- The fact that pharmaceutical drugs are now the leading causes of drug overdose in the U.S. challenges the common assumption that overdoses result primarily from the variable content of drugs in the black market (i.e., you can’t assess the purity of what you are buying from transaction to transaction). Pharmaceuticals are consistently pure and their dose is standardized, such that everyone knows what they are taking in a way they can’t with illegal drugs such as heroin and cocaine. Yet overdoses on those illegal drugs are flat while overdoses on prescription drugs such as Oxycontin and Vicodin are soaring. It may be that the rationality of addicted people has been overestimated in regards to overdose, i.e., even when they know the exact content of the drug and that it may produce overdose, their desire to use trumps that risk in their minds. The extra information about purity and dose is therefore of little consequence.
- Finally, the epidemic throws cold water on the theory that if we legalized all the illegal drugs and let physicians dispense them as they would any other drugs, our national drug problem would abate. People who buy this theory generally point to Britain before World War II, during which any physician could prescribe heroin and cocaine as they saw fit. Physicians are overwhelmingly trustworthy and responsible, but it only takes a few bad apples to feed a drug epidemic. Several hundred dishonest prescribers in South Florida for example managed to cause overdose deaths all over the Southeastern United States. No profession can ensure that not even one tenth of one percent of its members will break professional codes and standards. Turning the currently illegal drugs over to doctors for dispensing is therefore an extraordinarily risky proposition. In Britain, it took years for the addicted community to spread the word about which physicians were reckless prescribers, leading to a drug epidemic. In the era of Internet communication, it now happens within days, and cheap air travel does the rest to spread the epidemic.
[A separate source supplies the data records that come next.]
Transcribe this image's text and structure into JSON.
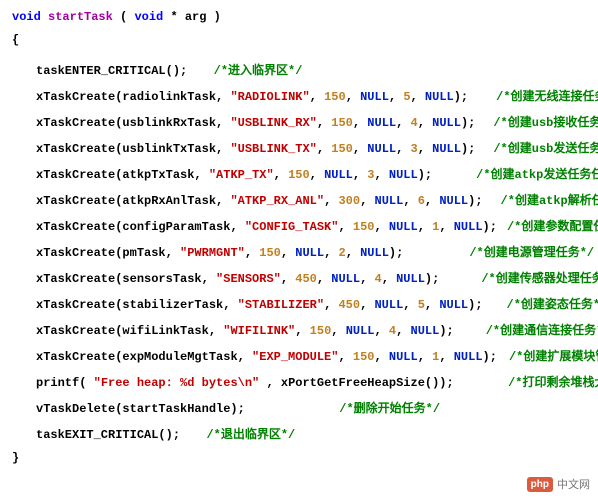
{
  "sig": {
    "ret": "void",
    "name": "startTask",
    "argtype": "void",
    "argstar": "*",
    "argname": "arg"
  },
  "braces": {
    "open": "{",
    "close": "}"
  },
  "enter": {
    "call": "taskENTER_CRITICAL();",
    "cmt": "/*进入临界区*/"
  },
  "tasks": [
    {
      "fn": "xTaskCreate(",
      "t": "radiolinkTask, ",
      "s": "\"RADIOLINK\"",
      "a": ", ",
      "n1": "150",
      "b": ", ",
      "nu1": "NULL",
      "c": ", ",
      "n2": "5",
      "d": ", ",
      "nu2": "NULL",
      "e": ");",
      "cmt": "/*创建无线连接任务*/"
    },
    {
      "fn": "xTaskCreate(",
      "t": "usblinkRxTask, ",
      "s": "\"USBLINK_RX\"",
      "a": ", ",
      "n1": "150",
      "b": ", ",
      "nu1": "NULL",
      "c": ", ",
      "n2": "4",
      "d": ", ",
      "nu2": "NULL",
      "e": ");",
      "cmt": "/*创建usb接收任务*/"
    },
    {
      "fn": "xTaskCreate(",
      "t": "usblinkTxTask, ",
      "s": "\"USBLINK_TX\"",
      "a": ", ",
      "n1": "150",
      "b": ", ",
      "nu1": "NULL",
      "c": ", ",
      "n2": "3",
      "d": ", ",
      "nu2": "NULL",
      "e": ");",
      "cmt": "/*创建usb发送任务*/"
    },
    {
      "fn": "xTaskCreate(",
      "t": "atkpTxTask, ",
      "s": "\"ATKP_TX\"",
      "a": ", ",
      "n1": "150",
      "b": ", ",
      "nu1": "NULL",
      "c": ", ",
      "n2": "3",
      "d": ", ",
      "nu2": "NULL",
      "e": ");",
      "cmt": "/*创建atkp发送任务任务*/"
    },
    {
      "fn": "xTaskCreate(",
      "t": "atkpRxAnlTask, ",
      "s": "\"ATKP_RX_ANL\"",
      "a": ", ",
      "n1": "300",
      "b": ", ",
      "nu1": "NULL",
      "c": ", ",
      "n2": "6",
      "d": ", ",
      "nu2": "NULL",
      "e": ");",
      "cmt": "/*创建atkp解析任务*/"
    },
    {
      "fn": "xTaskCreate(",
      "t": "configParamTask, ",
      "s": "\"CONFIG_TASK\"",
      "a": ", ",
      "n1": "150",
      "b": ", ",
      "nu1": "NULL",
      "c": ", ",
      "n2": "1",
      "d": ", ",
      "nu2": "NULL",
      "e": ");",
      "cmt": "/*创建参数配置任务*/"
    },
    {
      "fn": "xTaskCreate(",
      "t": "pmTask, ",
      "s": "\"PWRMGNT\"",
      "a": ", ",
      "n1": "150",
      "b": ", ",
      "nu1": "NULL",
      "c": ", ",
      "n2": "2",
      "d": ", ",
      "nu2": "NULL",
      "e": ");",
      "cmt": "/*创建电源管理任务*/"
    },
    {
      "fn": "xTaskCreate(",
      "t": "sensorsTask, ",
      "s": "\"SENSORS\"",
      "a": ", ",
      "n1": "450",
      "b": ", ",
      "nu1": "NULL",
      "c": ", ",
      "n2": "4",
      "d": ", ",
      "nu2": "NULL",
      "e": ");",
      "cmt": "/*创建传感器处理任务*/"
    },
    {
      "fn": "xTaskCreate(",
      "t": "stabilizerTask, ",
      "s": "\"STABILIZER\"",
      "a": ", ",
      "n1": "450",
      "b": ", ",
      "nu1": "NULL",
      "c": ", ",
      "n2": "5",
      "d": ", ",
      "nu2": "NULL",
      "e": ");",
      "cmt": "/*创建姿态任务*/"
    },
    {
      "fn": "xTaskCreate(",
      "t": "wifiLinkTask, ",
      "s": "\"WIFILINK\"",
      "a": ", ",
      "n1": "150",
      "b": ", ",
      "nu1": "NULL",
      "c": ", ",
      "n2": "4",
      "d": ", ",
      "nu2": "NULL",
      "e": ");",
      "cmt": "/*创建通信连接任务*/"
    },
    {
      "fn": "xTaskCreate(",
      "t": "expModuleMgtTask, ",
      "s": "\"EXP_MODULE\"",
      "a": ", ",
      "n1": "150",
      "b": ", ",
      "nu1": "NULL",
      "c": ", ",
      "n2": "1",
      "d": ", ",
      "nu2": "NULL",
      "e": ");",
      "cmt": "/*创建扩展模块管理任务*/"
    }
  ],
  "printf": {
    "open": "printf(",
    "str": "\"Free heap: %d bytes\\n\"",
    "mid": ", xPortGetFreeHeapSize());",
    "cmt": "/*打印剩余堆栈大小*/"
  },
  "del": {
    "call": "vTaskDelete(startTaskHandle);",
    "cmt": "/*删除开始任务*/"
  },
  "exit": {
    "call": "taskEXIT_CRITICAL();",
    "cmt": "/*退出临界区*/"
  },
  "gaps": [
    28,
    18,
    18,
    44,
    18,
    10,
    66,
    42,
    24,
    32,
    12,
    40,
    80
  ],
  "watermark": {
    "icon": "php",
    "text": "中文网"
  }
}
See the award-winning film Oxycontin Express, available for free viewing on Hulu, for a glimpse of this frightening reality.
Addiction expert Keith Humphreys, PhD, is a professor of psychiatry and behavioral sciences at Stanford and a career research scientist at the Palo Alto VA. He recently completed a one-year stint as a senior advisor in the Office of National Drug Control Policy in Washington.